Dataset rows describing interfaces

----

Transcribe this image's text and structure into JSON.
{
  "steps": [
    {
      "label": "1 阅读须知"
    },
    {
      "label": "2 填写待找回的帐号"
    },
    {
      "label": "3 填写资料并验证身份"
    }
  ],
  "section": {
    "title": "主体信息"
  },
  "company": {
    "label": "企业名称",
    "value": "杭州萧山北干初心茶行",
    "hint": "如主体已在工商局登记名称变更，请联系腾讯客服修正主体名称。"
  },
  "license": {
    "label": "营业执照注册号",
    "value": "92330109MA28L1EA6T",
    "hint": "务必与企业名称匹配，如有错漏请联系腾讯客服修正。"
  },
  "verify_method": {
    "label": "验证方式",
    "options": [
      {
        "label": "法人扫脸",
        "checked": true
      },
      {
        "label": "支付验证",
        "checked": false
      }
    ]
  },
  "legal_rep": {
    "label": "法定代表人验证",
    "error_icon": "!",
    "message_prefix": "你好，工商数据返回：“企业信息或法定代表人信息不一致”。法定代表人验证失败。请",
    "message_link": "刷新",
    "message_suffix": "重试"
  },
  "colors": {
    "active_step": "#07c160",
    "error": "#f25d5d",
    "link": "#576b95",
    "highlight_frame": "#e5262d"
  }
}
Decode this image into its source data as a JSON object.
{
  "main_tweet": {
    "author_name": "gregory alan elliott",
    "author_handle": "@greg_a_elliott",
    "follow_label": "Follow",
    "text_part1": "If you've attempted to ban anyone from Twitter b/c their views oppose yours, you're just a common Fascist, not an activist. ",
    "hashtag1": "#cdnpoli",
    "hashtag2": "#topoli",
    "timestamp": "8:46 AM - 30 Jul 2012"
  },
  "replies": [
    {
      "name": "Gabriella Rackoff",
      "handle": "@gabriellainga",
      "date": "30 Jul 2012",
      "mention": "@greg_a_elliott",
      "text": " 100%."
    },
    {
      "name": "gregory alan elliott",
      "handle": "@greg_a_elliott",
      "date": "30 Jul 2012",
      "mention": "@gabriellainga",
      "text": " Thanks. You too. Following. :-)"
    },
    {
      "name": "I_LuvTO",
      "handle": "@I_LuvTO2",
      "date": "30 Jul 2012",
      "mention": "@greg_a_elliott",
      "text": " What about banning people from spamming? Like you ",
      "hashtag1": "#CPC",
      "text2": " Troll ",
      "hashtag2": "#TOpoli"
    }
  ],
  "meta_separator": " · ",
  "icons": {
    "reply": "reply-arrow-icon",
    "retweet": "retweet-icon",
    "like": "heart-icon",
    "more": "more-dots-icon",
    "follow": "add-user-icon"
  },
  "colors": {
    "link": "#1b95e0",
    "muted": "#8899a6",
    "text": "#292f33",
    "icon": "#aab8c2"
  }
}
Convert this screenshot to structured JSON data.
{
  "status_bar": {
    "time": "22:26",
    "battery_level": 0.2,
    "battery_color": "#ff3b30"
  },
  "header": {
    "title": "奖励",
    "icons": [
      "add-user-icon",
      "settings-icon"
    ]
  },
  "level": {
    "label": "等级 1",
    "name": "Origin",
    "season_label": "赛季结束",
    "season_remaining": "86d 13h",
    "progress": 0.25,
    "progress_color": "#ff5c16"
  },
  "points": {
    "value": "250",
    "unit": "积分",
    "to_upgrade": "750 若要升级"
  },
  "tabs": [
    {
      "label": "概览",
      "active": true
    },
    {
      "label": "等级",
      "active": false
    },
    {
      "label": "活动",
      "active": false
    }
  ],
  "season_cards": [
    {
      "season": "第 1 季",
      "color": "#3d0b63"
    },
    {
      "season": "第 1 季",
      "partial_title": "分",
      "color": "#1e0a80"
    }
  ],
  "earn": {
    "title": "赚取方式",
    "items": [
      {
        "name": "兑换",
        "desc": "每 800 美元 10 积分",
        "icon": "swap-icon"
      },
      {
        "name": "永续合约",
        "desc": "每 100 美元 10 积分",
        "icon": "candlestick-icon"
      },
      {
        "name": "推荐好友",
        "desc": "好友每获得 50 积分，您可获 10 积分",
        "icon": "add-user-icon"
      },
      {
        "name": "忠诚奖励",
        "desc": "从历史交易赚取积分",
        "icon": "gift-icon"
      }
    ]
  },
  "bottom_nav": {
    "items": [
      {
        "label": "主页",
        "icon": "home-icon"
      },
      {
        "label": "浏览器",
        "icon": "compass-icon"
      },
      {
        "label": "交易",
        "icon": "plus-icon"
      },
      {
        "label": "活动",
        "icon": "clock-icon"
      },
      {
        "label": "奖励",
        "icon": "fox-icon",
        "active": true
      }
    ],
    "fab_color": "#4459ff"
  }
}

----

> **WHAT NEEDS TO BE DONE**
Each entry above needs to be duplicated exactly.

> **OUTPUT OF THE TASK**
Transcribe this image's text and structure into JSON.
{
  "steps": [
    {
      "label": "1 阅读须知"
    },
    {
      "label": "2 填写待找回的帐号"
    },
    {
      "label": "3 填写资料并验证身份"
    }
  ],
  "section": {
    "title": "主体信息"
  },
  "company": {
    "label": "企业名称",
    "value": "杭州萧山北干初心茶行",
    "hint": "如主体已在工商局登记名称变更，请联系腾讯客服修正主体名称。"
  },
  "license": {
    "label": "营业执照注册号",
    "value": "92330109MA28L1EA6T",
    "hint": "务必与企业名称匹配，如有错漏请联系腾讯客服修正。"
  },
  "verify_method": {
    "label": "验证方式",
    "options": [
      {
        "label": "法人扫脸",
        "checked": true
      },
      {
        "label": "支付验证",
        "checked": false
      }
    ]
  },
  "legal_rep": {
    "label": "法定代表人验证",
    "error_icon": "!",
    "message_prefix": "你好，工商数据返回：“企业信息或法定代表人信息不一致”。法定代表人验证失败。请",
    "message_link": "刷新",
    "message_suffix": "重试"
  },
  "colors": {
    "active_step": "#07c160",
    "error": "#f25d5d",
    "link": "#576b95",
    "highlight_frame": "#e5262d"
  }
}
Decode this image into its source data as a JSON object.
{
  "main_tweet": {
    "author_name": "gregory alan elliott",
    "author_handle": "@greg_a_elliott",
    "follow_label": "Follow",
    "text_part1": "If you've attempted to ban anyone from Twitter b/c their views oppose yours, you're just a common Fascist, not an activist. ",
    "hashtag1": "#cdnpoli",
    "hashtag2": "#topoli",
    "timestamp": "8:46 AM - 30 Jul 2012"
  },
  "replies": [
    {
      "name": "Gabriella Rackoff",
      "handle": "@gabriellainga",
      "date": "30 Jul 2012",
      "mention": "@greg_a_elliott",
      "text": " 100%."
    },
    {
      "name": "gregory alan elliott",
      "handle": "@greg_a_elliott",
      "date": "30 Jul 2012",
      "mention": "@gabriellainga",
      "text": " Thanks. You too. Following. :-)"
    },
    {
      "name": "I_LuvTO",
      "handle": "@I_LuvTO2",
      "date": "30 Jul 2012",
      "mention": "@greg_a_elliott",
      "text": " What about banning people from spamming? Like you ",
      "hashtag1": "#CPC",
      "text2": " Troll ",
      "hashtag2": "#TOpoli"
    }
  ],
  "meta_separator": " · ",
  "icons": {
    "reply": "reply-arrow-icon",
    "retweet": "retweet-icon",
    "like": "heart-icon",
    "more": "more-dots-icon",
    "follow": "add-user-icon"
  },
  "colors": {
    "link": "#1b95e0",
    "muted": "#8899a6",
    "text": "#292f33",
    "icon": "#aab8c2"
  }
}
Convert this screenshot to structured JSON data.
{
  "status_bar": {
    "time": "22:26",
    "battery_level": 0.2,
    "battery_color": "#ff3b30"
  },
  "header": {
    "title": "奖励",
    "icons": [
      "add-user-icon",
      "settings-icon"
    ]
  },
  "level": {
    "label": "等级 1",
    "name": "Origin",
    "season_label": "赛季结束",
    "season_remaining": "86d 13h",
    "progress": 0.25,
    "progress_color": "#ff5c16"
  },
  "points": {
    "value": "250",
    "unit": "积分",
    "to_upgrade": "750 若要升级"
  },
  "tabs": [
    {
      "label": "概览",
      "active": true
    },
    {
      "label": "等级",
      "active": false
    },
    {
      "label": "活动",
      "active": false
    }
  ],
  "season_cards": [
    {
      "season": "第 1 季",
      "color": "#3d0b63"
    },
    {
      "season": "第 1 季",
      "partial_title": "分",
      "color": "#1e0a80"
    }
  ],
  "earn": {
    "title": "赚取方式",
    "items": [
      {
        "name": "兑换",
        "desc": "每 800 美元 10 积分",
        "icon": "swap-icon"
      },
      {
        "name": "永续合约",
        "desc": "每 100 美元 10 积分",
        "icon": "candlestick-icon"
      },
      {
        "name": "推荐好友",
        "desc": "好友每获得 50 积分，您可获 10 积分",
        "icon": "add-user-icon"
      },
      {
        "name": "忠诚奖励",
        "desc": "从历史交易赚取积分",
        "icon": "gift-icon"
      }
    ]
  },
  "bottom_nav": {
    "items": [
      {
        "label": "主页",
        "icon": "home-icon"
      },
      {
        "label": "浏览器",
        "icon": "compass-icon"
      },
      {
        "label": "交易",
        "icon": "plus-icon"
      },
      {
        "label": "活动",
        "icon": "clock-icon"
      },
      {
        "label": "奖励",
        "icon": "fox-icon",
        "active": true
      }
    ],
    "fab_color": "#4459ff"
  }
}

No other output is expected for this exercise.